Information shown -
****************************************

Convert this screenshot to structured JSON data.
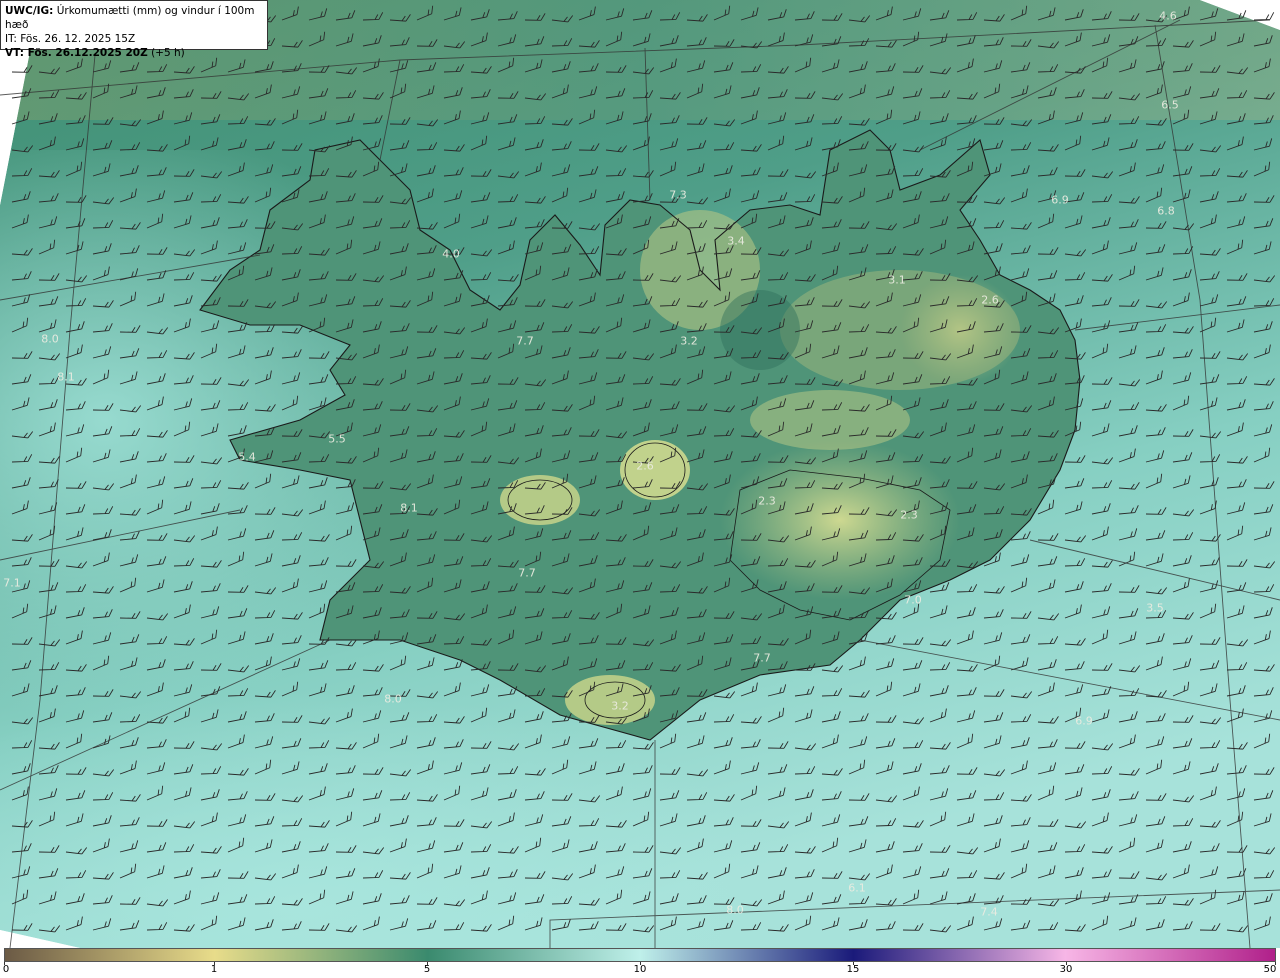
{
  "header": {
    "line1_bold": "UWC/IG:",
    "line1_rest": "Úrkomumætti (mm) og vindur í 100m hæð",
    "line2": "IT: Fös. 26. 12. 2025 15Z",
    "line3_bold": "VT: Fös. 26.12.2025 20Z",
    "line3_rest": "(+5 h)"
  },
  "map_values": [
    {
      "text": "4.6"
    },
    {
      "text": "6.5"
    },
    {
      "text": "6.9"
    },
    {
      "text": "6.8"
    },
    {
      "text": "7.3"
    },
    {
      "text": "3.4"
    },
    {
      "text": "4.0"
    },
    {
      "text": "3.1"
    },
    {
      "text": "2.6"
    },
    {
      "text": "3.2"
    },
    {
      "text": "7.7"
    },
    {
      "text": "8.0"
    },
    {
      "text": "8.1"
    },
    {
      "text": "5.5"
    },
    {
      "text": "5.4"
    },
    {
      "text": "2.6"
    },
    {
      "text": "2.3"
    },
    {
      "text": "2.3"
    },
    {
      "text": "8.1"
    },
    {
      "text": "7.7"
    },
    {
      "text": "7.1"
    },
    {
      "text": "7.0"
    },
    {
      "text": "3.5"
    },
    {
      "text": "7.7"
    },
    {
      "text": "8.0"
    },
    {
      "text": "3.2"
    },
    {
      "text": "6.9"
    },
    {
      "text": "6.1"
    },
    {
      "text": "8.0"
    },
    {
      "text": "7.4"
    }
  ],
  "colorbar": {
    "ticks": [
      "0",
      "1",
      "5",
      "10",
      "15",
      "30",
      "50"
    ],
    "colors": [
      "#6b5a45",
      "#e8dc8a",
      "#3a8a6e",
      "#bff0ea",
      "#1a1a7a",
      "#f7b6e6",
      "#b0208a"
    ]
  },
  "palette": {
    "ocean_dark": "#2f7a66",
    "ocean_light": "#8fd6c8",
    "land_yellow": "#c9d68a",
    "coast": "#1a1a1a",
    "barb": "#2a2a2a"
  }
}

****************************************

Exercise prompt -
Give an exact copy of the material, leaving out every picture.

Answer section -
Convert this screenshot to structured JSON data.
{
  "header": {
    "line1_bold": "UWC/IG:",
    "line1_rest": "Úrkomumætti (mm) og vindur í 100m hæð",
    "line2": "IT: Fös. 26. 12. 2025 15Z",
    "line3_bold": "VT: Fös. 26.12.2025 20Z",
    "line3_rest": "(+5 h)"
  },
  "map_values": [
    {
      "text": "4.6"
    },
    {
      "text": "6.5"
    },
    {
      "text": "6.9"
    },
    {
      "text": "6.8"
    },
    {
      "text": "7.3"
    },
    {
      "text": "3.4"
    },
    {
      "text": "4.0"
    },
    {
      "text": "3.1"
    },
    {
      "text": "2.6"
    },
    {
      "text": "3.2"
    },
    {
      "text": "7.7"
    },
    {
      "text": "8.0"
    },
    {
      "text": "8.1"
    },
    {
      "text": "5.5"
    },
    {
      "text": "5.4"
    },
    {
      "text": "2.6"
    },
    {
      "text": "2.3"
    },
    {
      "text": "2.3"
    },
    {
      "text": "8.1"
    },
    {
      "text": "7.7"
    },
    {
      "text": "7.1"
    },
    {
      "text": "7.0"
    },
    {
      "text": "3.5"
    },
    {
      "text": "7.7"
    },
    {
      "text": "8.0"
    },
    {
      "text": "3.2"
    },
    {
      "text": "6.9"
    },
    {
      "text": "6.1"
    },
    {
      "text": "8.0"
    },
    {
      "text": "7.4"
    }
  ],
  "colorbar": {
    "ticks": [
      "0",
      "1",
      "5",
      "10",
      "15",
      "30",
      "50"
    ],
    "colors": [
      "#6b5a45",
      "#e8dc8a",
      "#3a8a6e",
      "#bff0ea",
      "#1a1a7a",
      "#f7b6e6",
      "#b0208a"
    ]
  },
  "palette": {
    "ocean_dark": "#2f7a66",
    "ocean_light": "#8fd6c8",
    "land_yellow": "#c9d68a",
    "coast": "#1a1a1a",
    "barb": "#2a2a2a"
  }
}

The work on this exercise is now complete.